Objectives: We explored the importance of environmental and mobility strategies during early COVID-19 by age and ethnicity and investigated predictors of park visitations considering the COVID-19 impacts. Background: Parks are safe and accessible venues to stay active and reduce social isolation, which is especially important considering COVID-19 and the associated lockdowns. Methods: We analyzed online survey data from 683 residents (collected July 2020) of El Paso, TX, and objective measures of neighborhood park characteristics. Chi-square tests and mixed-effects logistic regression analyses were performed to examine the environmental/mobility strategies, personal and environmental factors, and park visitations, considering the COVID-19 impacts. Results: The percentage of those who visited (1+ times/week) parks or trails/paths in the neighborhood dropped from 41.7% to 19.5% since the start of COVID-19 (OR = 0.015, p <.001). Before COVID-19, middle-aged and older adults were less likely to visit parks than younger adults, while this difference became insignificant during early COVID-19. Hispanic adults were more likely to visit parks than non-Hispanics both before and during early COVID-19. Positive environmental predictors of park visitations included park availability in the neighborhood, proximity to the closest park, seeing people being physically active in the neighborhood, and neighborhood aesthetics. Conclusions: Proximately located parks, trails, and paths well integrated into residential communities, and high aesthetic quality of the neighborhood are the potential features of pandemic-resilient communities and should be considered an important national priority to maintain and promote the health and well-being of the population, especially during pandemics like COVID-19.

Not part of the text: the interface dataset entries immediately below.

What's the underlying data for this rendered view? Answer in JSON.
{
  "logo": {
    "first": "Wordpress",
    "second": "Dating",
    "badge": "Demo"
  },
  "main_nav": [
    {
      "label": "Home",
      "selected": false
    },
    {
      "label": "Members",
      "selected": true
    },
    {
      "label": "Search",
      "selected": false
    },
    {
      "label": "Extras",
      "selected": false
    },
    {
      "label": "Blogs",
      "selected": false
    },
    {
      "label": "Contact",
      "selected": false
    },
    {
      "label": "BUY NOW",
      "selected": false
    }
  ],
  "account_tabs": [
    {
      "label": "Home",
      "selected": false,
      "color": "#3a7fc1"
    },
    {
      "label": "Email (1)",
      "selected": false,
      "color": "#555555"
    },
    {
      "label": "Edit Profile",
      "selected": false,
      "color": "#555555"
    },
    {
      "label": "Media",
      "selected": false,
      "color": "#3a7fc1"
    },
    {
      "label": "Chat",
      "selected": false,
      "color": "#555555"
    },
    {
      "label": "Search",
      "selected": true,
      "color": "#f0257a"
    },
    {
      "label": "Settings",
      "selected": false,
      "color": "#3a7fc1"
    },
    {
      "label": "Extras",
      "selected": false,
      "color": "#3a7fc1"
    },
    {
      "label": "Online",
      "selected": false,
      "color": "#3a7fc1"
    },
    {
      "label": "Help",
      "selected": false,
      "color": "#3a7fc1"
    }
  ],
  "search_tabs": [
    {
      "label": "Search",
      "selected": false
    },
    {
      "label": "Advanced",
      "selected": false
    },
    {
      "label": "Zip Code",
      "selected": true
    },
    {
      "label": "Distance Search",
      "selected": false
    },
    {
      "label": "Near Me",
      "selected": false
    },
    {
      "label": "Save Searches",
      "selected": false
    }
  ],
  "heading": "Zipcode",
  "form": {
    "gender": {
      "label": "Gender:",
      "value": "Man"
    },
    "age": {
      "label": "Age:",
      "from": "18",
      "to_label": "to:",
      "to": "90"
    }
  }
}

- environmental strategy
- neighborhood environment
- park visitation
ASJC Scopus subject areas
- Public Health, Environmental and Occupational Health
- Critical Care and Intensive Care Medicine